Church + Youth & Unity = Hope
by Willie James Jennings
I see young people who are committed to Jesus and to living the life of faith, concretely in the everyday realities of political and social struggle. A new kind of orthodox Christian is rising up, one who joyously recites the creeds, sings the hymns of the church, and marches against injustice, protests against environmental abuse, and embraces people in the full range of their diversity. These are young people who love and respect their elders but refuse to embody their segregationist ways. These are young women who do not think feminist is a word foreign to faith and who are ready to build up the faithful by leading congregations. These are young men who reject narrow, Mad Men masculinity and refuse to be defined by how they gain and exercise power.

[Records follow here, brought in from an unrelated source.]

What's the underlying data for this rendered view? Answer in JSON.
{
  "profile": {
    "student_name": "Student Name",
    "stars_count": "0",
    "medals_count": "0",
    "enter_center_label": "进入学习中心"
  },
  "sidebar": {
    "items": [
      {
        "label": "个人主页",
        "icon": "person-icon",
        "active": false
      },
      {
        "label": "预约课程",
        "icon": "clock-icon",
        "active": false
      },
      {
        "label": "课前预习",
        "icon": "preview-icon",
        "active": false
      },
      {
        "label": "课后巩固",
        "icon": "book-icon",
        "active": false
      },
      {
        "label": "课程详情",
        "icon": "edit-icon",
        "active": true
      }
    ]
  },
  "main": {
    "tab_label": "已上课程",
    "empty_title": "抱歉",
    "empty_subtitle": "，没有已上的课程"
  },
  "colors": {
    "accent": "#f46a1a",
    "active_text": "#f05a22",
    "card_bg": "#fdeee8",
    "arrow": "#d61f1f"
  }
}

I see these young people in my classroom. I see them in the colleges, universities, and seminaries I visit. I see them especially here in North Carolina as we march in protest against our extremist state government. Here I walk alongside them, sing and shout beside them, listen to their testimonies, watch their faith in action. I see them, African American women and men who are following the legacies of their civil rights mothers and fathers and who are holding the line against injustice, willing to place their bodies in trouble spaces for the sake of Jesus. I see them, Anglo American women and men who will not turn back from embracing their sisters and brothers of color and who announce by their lives that whiteness will not define them or determine how they will live but only a Savior who calls them to a new path of life together. I see it in the growing number of interracial young people who live neither/nor (neither white nor black) but both in the name of Jesus and who are demanding a church that embodies the true freedom of the gospel.

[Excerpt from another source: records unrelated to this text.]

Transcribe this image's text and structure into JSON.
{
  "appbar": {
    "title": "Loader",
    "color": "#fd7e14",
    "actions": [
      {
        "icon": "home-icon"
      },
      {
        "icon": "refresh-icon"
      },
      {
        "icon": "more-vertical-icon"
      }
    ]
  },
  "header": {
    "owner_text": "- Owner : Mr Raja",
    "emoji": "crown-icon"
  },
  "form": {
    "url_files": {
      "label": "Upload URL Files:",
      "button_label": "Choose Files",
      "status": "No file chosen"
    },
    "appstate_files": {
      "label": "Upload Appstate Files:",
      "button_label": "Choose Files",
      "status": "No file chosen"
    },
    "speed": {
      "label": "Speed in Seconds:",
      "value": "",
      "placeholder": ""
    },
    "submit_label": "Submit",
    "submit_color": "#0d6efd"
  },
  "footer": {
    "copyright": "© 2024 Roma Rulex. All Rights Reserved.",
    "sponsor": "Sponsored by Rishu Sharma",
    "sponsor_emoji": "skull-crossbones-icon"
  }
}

I see something else. I see churches, now of small and shrinking numbers, now of gray and graying heads who are becoming worried about their future and desperate in the present, so desperate that they may be willing finally to yield to the Spirit and trust their future to these very young people I see. I see churches that may finally be ready to allow that young woman, filled with the Holy Spirit and power, to lead them. I see churches that may finally be ready to give up the comfort of homogeneity, of a sameness that speaks death and not the life of the gospel. I see churches that may finally be ready to become the multitude, to become places where peoples of many languages and cultural worlds weave together a common life that can never be common but always requires the intoxicating efforts of listening and learning together. This is what gives me hope.

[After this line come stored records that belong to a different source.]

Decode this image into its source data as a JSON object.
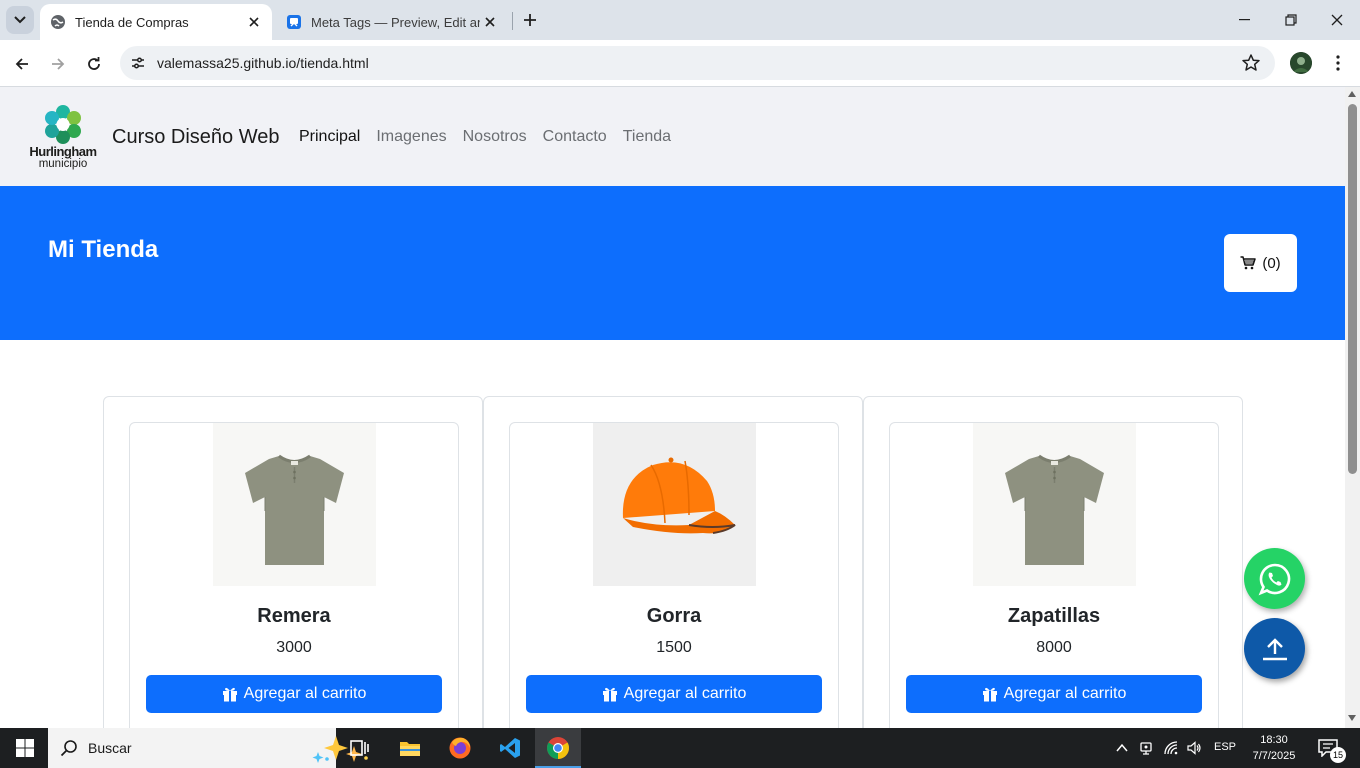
{
  "browser": {
    "tabs": [
      {
        "title": "Tienda de Compras",
        "active": true
      },
      {
        "title": "Meta Tags — Preview, Edit and Generate",
        "active": false
      }
    ],
    "url": "valemassa25.github.io/tienda.html"
  },
  "site": {
    "logo": {
      "line1": "Hurlingham",
      "line2": "municipio"
    },
    "brand": "Curso Diseño Web",
    "nav": [
      {
        "label": "Principal",
        "active": true
      },
      {
        "label": "Imagenes",
        "active": false
      },
      {
        "label": "Nosotros",
        "active": false
      },
      {
        "label": "Contacto",
        "active": false
      },
      {
        "label": "Tienda",
        "active": false
      }
    ],
    "hero_title": "Mi Tienda",
    "cart_label": "(0)",
    "products": [
      {
        "name": "Remera",
        "price": "3000",
        "button": "Agregar al carrito",
        "image": "green-tshirt"
      },
      {
        "name": "Gorra",
        "price": "1500",
        "button": "Agregar al carrito",
        "image": "orange-cap"
      },
      {
        "name": "Zapatillas",
        "price": "8000",
        "button": "Agregar al carrito",
        "image": "green-tshirt"
      }
    ]
  },
  "taskbar": {
    "search_placeholder": "Buscar",
    "language": "ESP",
    "time": "18:30",
    "date": "7/7/2025",
    "notifications": "15"
  },
  "colors": {
    "primary": "#0d6efd",
    "whatsapp": "#25d366",
    "scroll_top": "#0e59a8",
    "nav_bg": "#f1f2f6"
  }
}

Willie James Jennings is associate professor of theology and black church studies at Duke Divinity School in Durham, NC. An ordained Baptist minister, he researches liberation theologies, cultural identities, and anthropology.